Most people know by now that unless they are members of the elite group of Americans with a net worth of over $5.3 Million ($10.6 Million for married couples), they likely won’t need an estate planner to manage the potential tax on their estates.

So, far fewer people are planning their estates these days.

That’s unfortunate. You see, tax saving never was the primary reason to engage in estate planning. Consider the benefits that flow from estate planning that have nothing to do with taxation:
First, a carefully planned estate can provide legal protection for your loved ones’ inheritances which they could never achieve themselves after your death. In the absence of this planning, there is an unnecessarily increased risk the inheritance you pass could land in the hands of a claimant or a divorcing spouse of a child, or the future stepchildren of a spouse who survives you.

Second, you have the ability through an estate plan to nominate the individuals you want to act for you should you become incapacitated and, if you have minor children, the individuals who will act as their guardian should you die before they reach adulthood.

Third, without an estate plan, your estate likely will require a probate upon your death and could require a conservatorship should you become incapacitated.
The bottom line?
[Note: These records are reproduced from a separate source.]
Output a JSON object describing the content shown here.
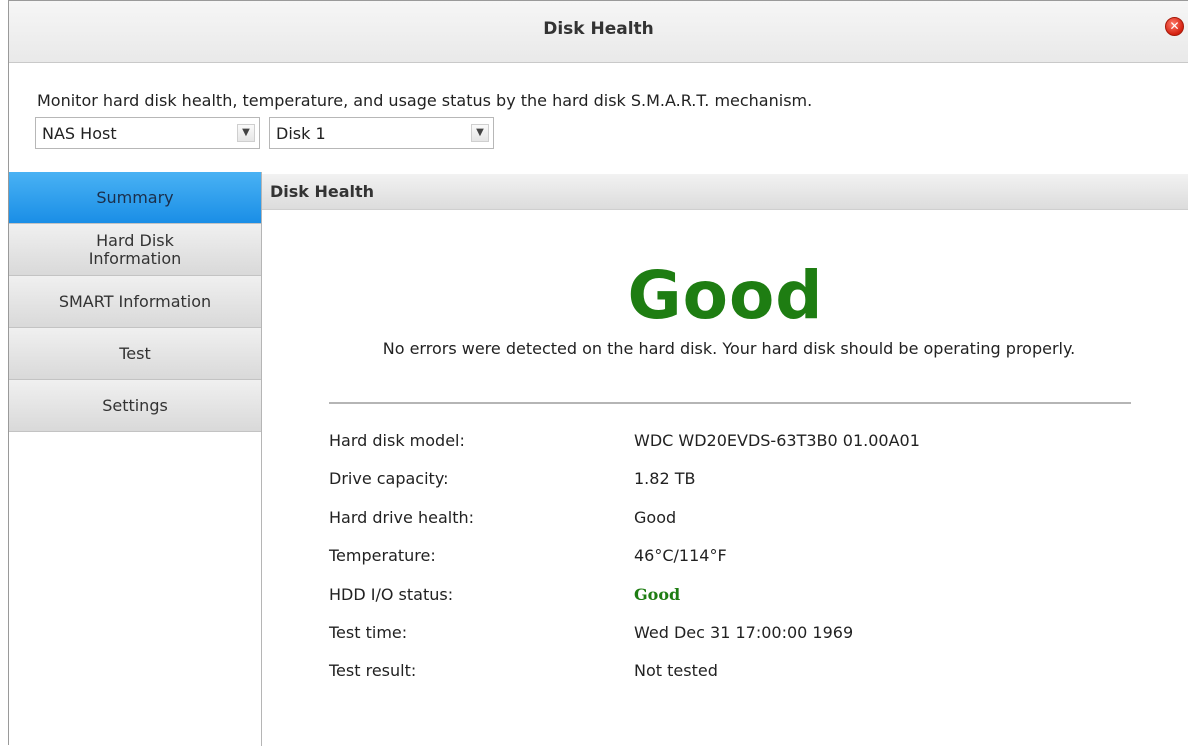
{
  "window": {
    "title": "Disk Health"
  },
  "description": "Monitor hard disk health, temperature, and usage status by the hard disk S.M.A.R.T. mechanism.",
  "selectors": {
    "host": "NAS Host",
    "disk": "Disk 1"
  },
  "sidebar": {
    "items": [
      {
        "label": "Summary",
        "active": true
      },
      {
        "label": "Hard Disk\nInformation",
        "active": false
      },
      {
        "label": "SMART Information",
        "active": false
      },
      {
        "label": "Test",
        "active": false
      },
      {
        "label": "Settings",
        "active": false
      }
    ]
  },
  "content": {
    "header": "Disk Health",
    "status": "Good",
    "message": "No errors were detected on the hard disk. Your hard disk should be operating properly.",
    "details": [
      {
        "label": "Hard disk model:",
        "value": "WDC WD20EVDS-63T3B0 01.00A01"
      },
      {
        "label": "Drive capacity:",
        "value": "1.82 TB"
      },
      {
        "label": "Hard drive health:",
        "value": "Good"
      },
      {
        "label": "Temperature:",
        "value": "46°C/114°F"
      },
      {
        "label": "HDD I/O status:",
        "value": "Good"
      },
      {
        "label": "Test time:",
        "value": "Wed Dec 31 17:00:00 1969"
      },
      {
        "label": "Test result:",
        "value": "Not tested"
      }
    ]
  },
  "colors": {
    "good": "#1e7d12",
    "active_tab": "#1a8ee6"
  },
  "icons": {
    "close": "close-icon",
    "dropdown": "chevron-down-icon"
  }
}
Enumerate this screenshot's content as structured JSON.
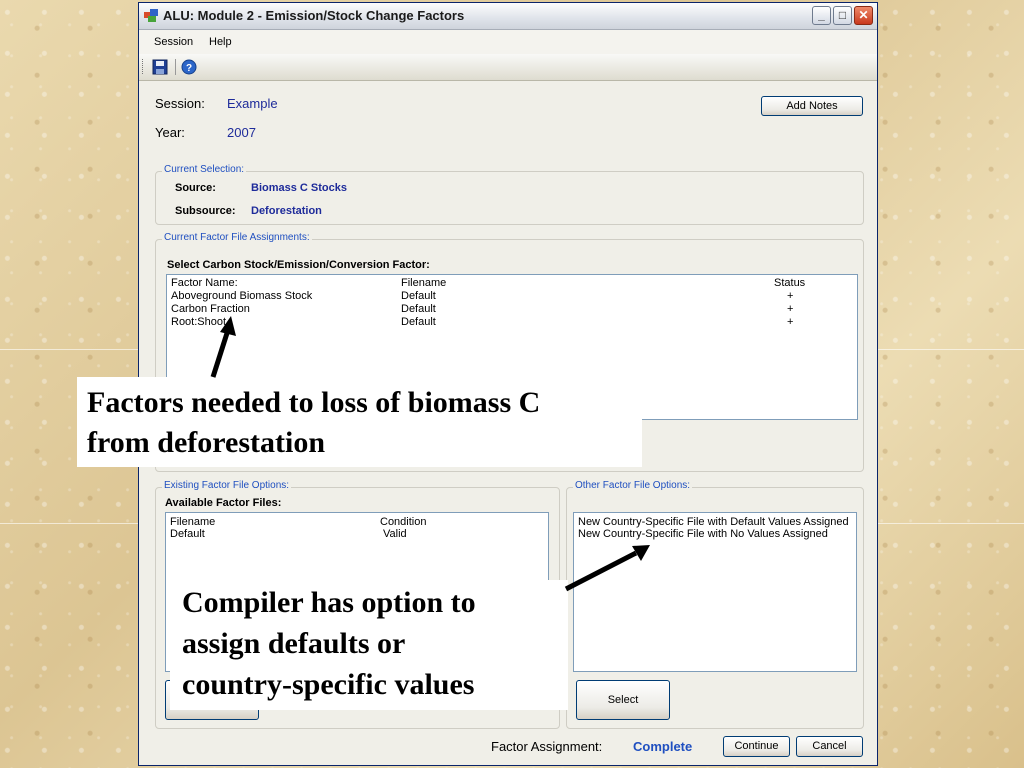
{
  "window": {
    "title": "ALU: Module 2 - Emission/Stock Change Factors",
    "controls": {
      "minimize": "_",
      "maximize": "□",
      "close": "✕"
    }
  },
  "menu": [
    "Session",
    "Help"
  ],
  "toolbar_icons": [
    "save-icon",
    "help-icon"
  ],
  "session": {
    "label": "Session:",
    "value": "Example"
  },
  "year": {
    "label": "Year:",
    "value": "2007"
  },
  "add_notes_label": "Add Notes",
  "current_selection": {
    "legend": "Current Selection:",
    "source_label": "Source:",
    "source_value": "Biomass C Stocks",
    "subsource_label": "Subsource:",
    "subsource_value": "Deforestation"
  },
  "factor_assignments": {
    "legend": "Current Factor File Assignments:",
    "heading": "Select Carbon Stock/Emission/Conversion Factor:",
    "columns": [
      "Factor Name:",
      "Filename",
      "Status"
    ],
    "rows": [
      [
        "Aboveground Biomass Stock",
        "Default",
        "+"
      ],
      [
        "Carbon Fraction",
        "Default",
        "+"
      ],
      [
        "Root:Shoot",
        "Default",
        "+"
      ]
    ]
  },
  "existing_options": {
    "legend": "Existing Factor File Options:",
    "heading": "Available Factor Files:",
    "columns": [
      "Filename",
      "Condition"
    ],
    "rows": [
      [
        "Default",
        "Valid"
      ]
    ]
  },
  "other_options": {
    "legend": "Other Factor File Options:",
    "items": [
      "New Country-Specific File with Default Values Assigned",
      "New Country-Specific File with No Values Assigned"
    ],
    "select_label": "Select"
  },
  "status": {
    "label": "Factor Assignment:",
    "value": "Complete"
  },
  "continue_label": "Continue",
  "cancel_label": "Cancel",
  "callouts": {
    "factors": [
      "Factors needed to loss of biomass C",
      "from deforestation"
    ],
    "compiler": [
      "Compiler has option to",
      "assign defaults or",
      "country-specific values"
    ]
  },
  "colors": {
    "accent_blue": "#1e2b9a",
    "legend_blue": "#1f4fc0",
    "titlebar": "#dfe3ea"
  }
}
Estate planning still makes sense, even though it may not save you a dime in taxes.